It seems hardly creditable that anyone in this century would expect to get away with demanding female employees wear high heels to work. The much publicised case of the out-sourced receptionist is an exemplar of elegance trumped by inequity. Quite apart from the preposterous stance of the temp agency at the toe of the issue, would an enforced footwear code stand up as a legitimate business expense. We know without doubt that persuading the taxman that the very latest red-soled Christian Louboutin creations were exclusively work wear would be nigh on impossible.
Dress code remains what the legal profession tend to call a grey area. In many modern workplaces, dress down to impress is the order of the day. We can’t imagine that Saville Row tailors get called out to many fittings in the hipster-populated workspaces of Silicone Roundabout, and if the digital doyens of Steve and Steve (Jobs and Wozniak) were ever seen in anything other than a black tee-shirt, the rest of the office would call the cops, as there was obviously an impostor in the building.
OK computer genius, in fairness to Mr Wozniak, he has widened his apparel collection these days, but the only man we can still think of, who wore heels to work every day, was Prince.
There is a whole wardrobe of tax regulations and reliefs for attire deemed necessary and wholly for work use. Forestry workers might successfully make a case for steel-capped boots and safety hats for times when felled trees branch out unexpectedly, and a barrister could make a case for a wig and gown to be worn while pleading in the high court. Neither though could expect to claim for a lumberjack shirt or court shoes, since either could be worn off the job, as it were.

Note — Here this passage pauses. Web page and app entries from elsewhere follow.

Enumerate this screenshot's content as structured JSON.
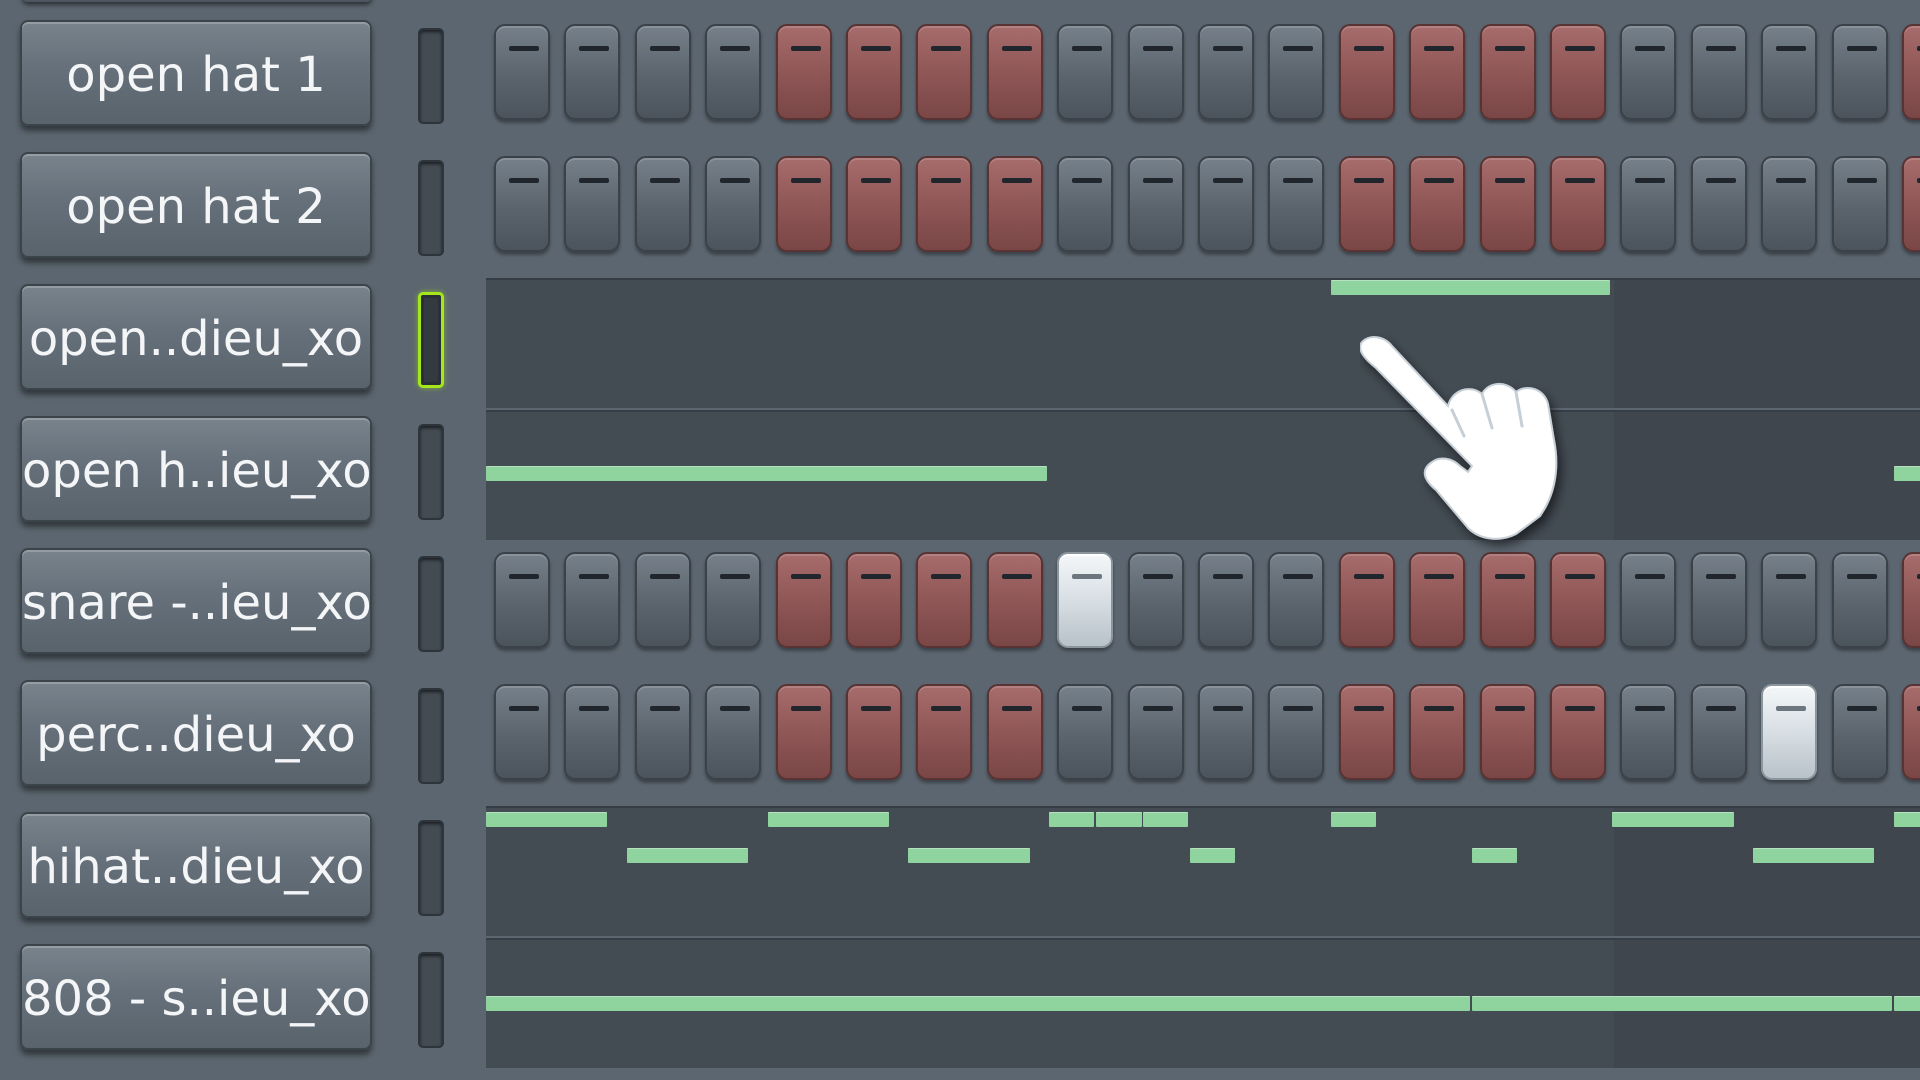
{
  "colors": {
    "background": "#5c6670",
    "step_grey": "#66707a",
    "step_red": "#8e5555",
    "step_lit": "#e4e9ed",
    "note_green": "#8fd39e",
    "selected_led": "#a4e81c"
  },
  "channels": [
    {
      "name": "open hat 1",
      "selected": false,
      "type": "steps",
      "steps": [
        "g",
        "g",
        "g",
        "g",
        "r",
        "r",
        "r",
        "r",
        "g",
        "g",
        "g",
        "g",
        "r",
        "r",
        "r",
        "r",
        "g",
        "g",
        "g",
        "g",
        "r"
      ]
    },
    {
      "name": "open hat 2",
      "selected": false,
      "type": "steps",
      "steps": [
        "g",
        "g",
        "g",
        "g",
        "r",
        "r",
        "r",
        "r",
        "g",
        "g",
        "g",
        "g",
        "r",
        "r",
        "r",
        "r",
        "g",
        "g",
        "g",
        "g",
        "r"
      ]
    },
    {
      "name": "open..dieu_xo",
      "selected": true,
      "type": "notes",
      "notes": [
        {
          "start": 12,
          "length": 4,
          "pitch_row": 0
        }
      ]
    },
    {
      "name": "open h..ieu_xo",
      "selected": false,
      "type": "notes",
      "notes": [
        {
          "start": 0,
          "length": 8,
          "pitch_row": 1
        },
        {
          "start": 20,
          "length": 1,
          "pitch_row": 1
        }
      ]
    },
    {
      "name": "snare -..ieu_xo",
      "selected": false,
      "type": "steps",
      "steps": [
        "g",
        "g",
        "g",
        "g",
        "r",
        "r",
        "r",
        "r",
        "on",
        "g",
        "g",
        "g",
        "r",
        "r",
        "r",
        "r",
        "g",
        "g",
        "g",
        "g",
        "r"
      ]
    },
    {
      "name": "perc..dieu_xo",
      "selected": false,
      "type": "steps",
      "steps": [
        "g",
        "g",
        "g",
        "g",
        "r",
        "r",
        "r",
        "r",
        "g",
        "g",
        "g",
        "g",
        "r",
        "r",
        "r",
        "r",
        "g",
        "g",
        "on",
        "g",
        "r"
      ]
    },
    {
      "name": "hihat..dieu_xo",
      "selected": false,
      "type": "notes",
      "notes": [
        {
          "start": 0,
          "length": 1.75,
          "pitch_row": 0
        },
        {
          "start": 2,
          "length": 1.75,
          "pitch_row": 1
        },
        {
          "start": 4,
          "length": 1.75,
          "pitch_row": 0
        },
        {
          "start": 6,
          "length": 1.75,
          "pitch_row": 1
        },
        {
          "start": 8,
          "length": 0.67,
          "pitch_row": 0
        },
        {
          "start": 8.67,
          "length": 0.67,
          "pitch_row": 0
        },
        {
          "start": 9.33,
          "length": 0.67,
          "pitch_row": 0
        },
        {
          "start": 10,
          "length": 0.67,
          "pitch_row": 1
        },
        {
          "start": 12,
          "length": 0.67,
          "pitch_row": 0
        },
        {
          "start": 14,
          "length": 0.67,
          "pitch_row": 1
        },
        {
          "start": 16,
          "length": 1.75,
          "pitch_row": 0
        },
        {
          "start": 18,
          "length": 1.75,
          "pitch_row": 1
        },
        {
          "start": 20,
          "length": 1,
          "pitch_row": 0
        }
      ]
    },
    {
      "name": "808 - s..ieu_xo",
      "selected": false,
      "type": "notes",
      "notes": [
        {
          "start": 0,
          "length": 14,
          "pitch_row": 1
        },
        {
          "start": 14,
          "length": 6,
          "pitch_row": 1
        },
        {
          "start": 20,
          "length": 1,
          "pitch_row": 1
        }
      ]
    }
  ],
  "cursor_icon": "pointing-hand-icon"
}
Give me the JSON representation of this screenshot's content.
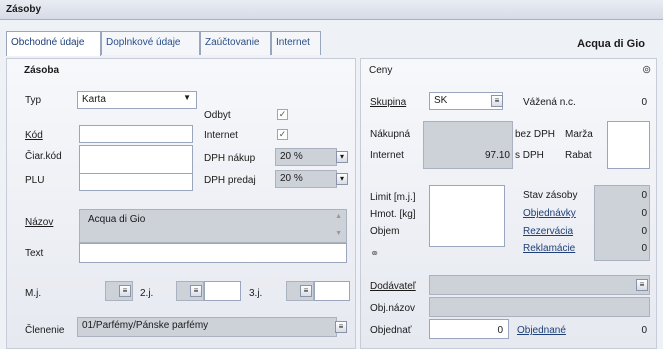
{
  "window": {
    "title": "Zásoby"
  },
  "tabs": [
    {
      "label": "Obchodné údaje"
    },
    {
      "label": "Doplnkové údaje"
    },
    {
      "label": "Zaúčtovanie"
    },
    {
      "label": "Internet"
    }
  ],
  "document_name": "Acqua di Gio",
  "zasoba": {
    "section_title": "Zásoba",
    "typ_label": "Typ",
    "typ_value": "Karta",
    "kod_label": "Kód",
    "kod_value": "",
    "ciarkod_label": "Čiar.kód",
    "ciarkod_value": "",
    "plu_label": "PLU",
    "plu_value": "",
    "odbyt_label": "Odbyt",
    "odbyt_checked": "✓",
    "internet_label": "Internet",
    "internet_checked": "✓",
    "dph_nakup_label": "DPH nákup",
    "dph_nakup_value": "20 %",
    "dph_predaj_label": "DPH predaj",
    "dph_predaj_value": "20 %",
    "nazov_label": "Názov",
    "nazov_value": "Acqua di Gio",
    "text_label": "Text",
    "text_value": "",
    "mj_label": "M.j.",
    "mj2_label": "2.j.",
    "mj3_label": "3.j.",
    "clenenie_label": "Členenie",
    "clenenie_value": "01/Parfémy/Pánske parfémy"
  },
  "ceny": {
    "section_title": "Ceny",
    "skupina_label": "Skupina",
    "skupina_value": "SK",
    "vazena_label": "Vážená n.c.",
    "vazena_value": "0",
    "nakupna_label": "Nákupná",
    "bez_dph_label": "bez DPH",
    "marza_label": "Marža",
    "internet_label": "Internet",
    "internet_value": "97.10",
    "s_dph_label": "s DPH",
    "rabat_label": "Rabat",
    "limit_label": "Limit  [m.j.]",
    "hmot_label": "Hmot. [kg]",
    "objem_label": "Objem",
    "stav_label": "Stav zásoby",
    "stav_value": "0",
    "objednavky_label": "Objednávky",
    "objednavky_value": "0",
    "rezervacia_label": "Rezervácia",
    "rezervacia_value": "0",
    "reklamacie_label": "Reklamácie",
    "reklamacie_value": "0",
    "dodavatel_label": "Dodávateľ",
    "objnazov_label": "Obj.názov",
    "objednat_label": "Objednať",
    "objednat_value": "0",
    "objednane_label": "Objednané",
    "objednane_value": "0"
  }
}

Tax related clothing regulations are a world apart from workplace dress code. Here at Springfords, you’d expect us to be professionally presentable, and that’s just how we like it too. It just makes sense to be dressed for business. If you drive into your local garage with the exhaust pipe trailing along the forecourt, it just feels more reassuring to be greeted by a team of motor engineers, togged out in all the polo-shirted uniformity of a racing car team.
All of which leaves the errant accountancy firm tripping over their laces. They’ve since put the blame on the temp agency, claiming that the directive came from that source, and they didn’t have any such discriminatory policy themselves. That may well be the case, but the whole affair has left their public relations profile flat footed, as they try to rescue their reputation.
In the end, if we all dressed appropriately for the working day, and our clients were impressed with our work and our sartorial choices, then we can all go home afterwards, satisfied we did our best, prepare a nice refreshment, and put our feet up for the night. No shoes on the desk please.